Book: About Edom and Idumea in the Persian Period
Chapter: 15. Think Positive! How the Positive Portrayal of Edom in Late Biblical Texts Leads to New Perspectives on Understanding the Literary History of Genesis, Deuteronomy, and Chronicles
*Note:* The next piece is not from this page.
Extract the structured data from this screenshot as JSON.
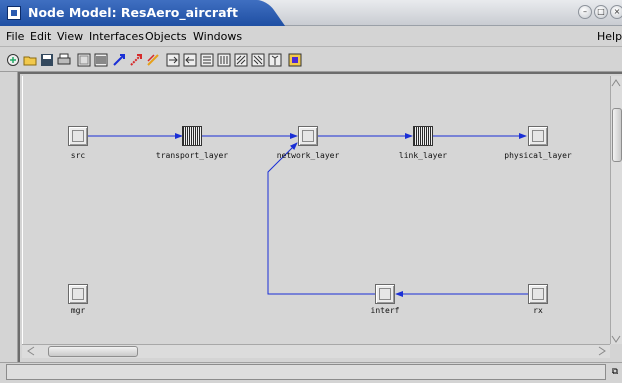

The essay “Think Positive! How the Positive Portrayal of Edom in Late Biblical Texts Leads to New Perspectives on Understanding the Literary-History of Genesis, Deuteronomy, and Chronicles” is my own contribution. Here, I investigate the positive perception of Edom in the Persian period (including redactional layers and traditions from the exilic period). The classical stance in the field, and still prevalent today, holds that the relations between Israel/Judah and Edom as reflected in the late prophetic corpus are the dominant late-biblical traditions that leave no space for a positive (or even ambivalent) portrayal of Edom in this period. However, I demonstrate that certain redactional layers within particular traditions in the Pentateuch (especially the Abraham narrative, the Jacob Cycle, P and Deuteronomy), as well as the reimagination of biblical history provided by Chronicles, exhibit a positive perception of Edom. I argue that this memory of Edom is informed by a contemporary perception of Idumea and the multiethnic and cross-cultural society in this region (cf. Ben Zvi’s analysis). Identifying the historical background(s) of these observations includes investigations of the region of Idumea and considerations on Yahwistic activity in the region.